The franchise - which earned the title of NFL champion by collegiate-style acclimation in 1925 - was purchased for $50,000 in 1933 at the peak of the Great Depression by Charles W. Bidwell. He died in 1947 just months before the team won its only NFL title with an actual championship game victory over the Philadelphia Eagles.
Thus endeth the glory days.
Succeeding Bidwells - an oxymoron - comprising heirs Violet, Charles Jr. and, for more than four decades, Bill - have done little with the club other than to move it around the country disenfranchising as many communities as it can with a brand of sub-par football that has incongruously grown worse in the era of parity. In the history of the playoffs that go back to 1932, the Cardinals have participated in only seven postseason games and gone 2-5 - two more appearances than the Steelers have won Super Bowls.
The only postseason victory since that high-water mark of 1947 came in the 100th season of the franchise with a wild-card win over the Dallas Cowboys in 1998 - its only winning season since 1984.
So the good news is that Whisenhunt doesn't have a whole lot to live up to. The bad news is, that fifth-year team option on his contract hasn't been exercised on any of the seven coaches preceding him in the 19 season since Bill Bidwell brought the team from St. Louis to the desert in 1988.
Still, Whisenhunt believes the future is promising.
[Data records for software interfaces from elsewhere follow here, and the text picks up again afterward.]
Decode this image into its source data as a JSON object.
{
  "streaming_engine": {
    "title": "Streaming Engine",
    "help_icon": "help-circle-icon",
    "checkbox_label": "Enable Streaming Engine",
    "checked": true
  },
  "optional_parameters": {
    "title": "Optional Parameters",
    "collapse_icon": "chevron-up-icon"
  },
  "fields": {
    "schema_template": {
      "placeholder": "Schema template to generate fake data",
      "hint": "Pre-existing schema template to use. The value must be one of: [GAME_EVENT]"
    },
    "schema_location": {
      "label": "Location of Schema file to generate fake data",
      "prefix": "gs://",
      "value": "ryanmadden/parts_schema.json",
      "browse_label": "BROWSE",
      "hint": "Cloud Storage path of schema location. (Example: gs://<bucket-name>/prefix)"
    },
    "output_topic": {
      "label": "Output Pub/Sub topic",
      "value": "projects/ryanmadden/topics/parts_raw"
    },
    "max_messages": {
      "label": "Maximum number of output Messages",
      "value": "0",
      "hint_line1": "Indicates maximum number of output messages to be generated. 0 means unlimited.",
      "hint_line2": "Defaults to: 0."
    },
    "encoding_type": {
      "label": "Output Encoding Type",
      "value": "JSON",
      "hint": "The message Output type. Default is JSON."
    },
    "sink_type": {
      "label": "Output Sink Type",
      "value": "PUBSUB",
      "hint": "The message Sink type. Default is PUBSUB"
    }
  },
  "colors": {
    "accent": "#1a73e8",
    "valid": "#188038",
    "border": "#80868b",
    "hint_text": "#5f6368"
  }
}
"I don't think that you live in the past," he said. "I think you look at what they did on the on the tape and that's what I looked at."
Maybe the Bidwells (fourth generation Michael is his father's vice president and general counsel) are finally committed to producing a winner.
The brand new University of Phoenix Stadium was a nice start. Some quality draft picks and a couple of free-agent signings such as Edgerrin James, Pro Bowl safety Adrian Wilson and Boldin are encouraging. Rod Graves, the vice-president of football operations, seems willing and able to hire talent like he did Whisenhunt.
"I think the ownership is committed to winning," Whisenhunt said. "I feel very comfortable about the direction this organization is going with their personnel."
Maybe Whisenhunt can succeed where Dennis Green, Dave McGinnis, Vince Tobin, Buddy Ryan, Joe Bugel and Gene Stallings each failed. His predecessors combined to average 5.5 wins per season in this age of parity.
Whisenhunt is a smart guy. If he sees an opportunity to turn the Cardinals' long-standing sins into something graceful with these young players, it's an acceptable risk.
"The goal is to create a fan base here where the city is excited about this team," Whisenhunt said of the Cardinals' grail. "Put a product on the field that this town is going to be proud of and that this organization is going to be proud of and make it consistent. We're not trying to change the world."
Just history. Hopefully he can win soon, win well and then bid the Bidwell's farewell to greener pastures that won't need so much constant irrigation to avoid drying and dying.
Reach Scott Michaux at (706) 823-3219 or firstname.lastname@example.org.
COACHES IN ARIZONA
*Note: 1-1 in the playoffs
- From wire services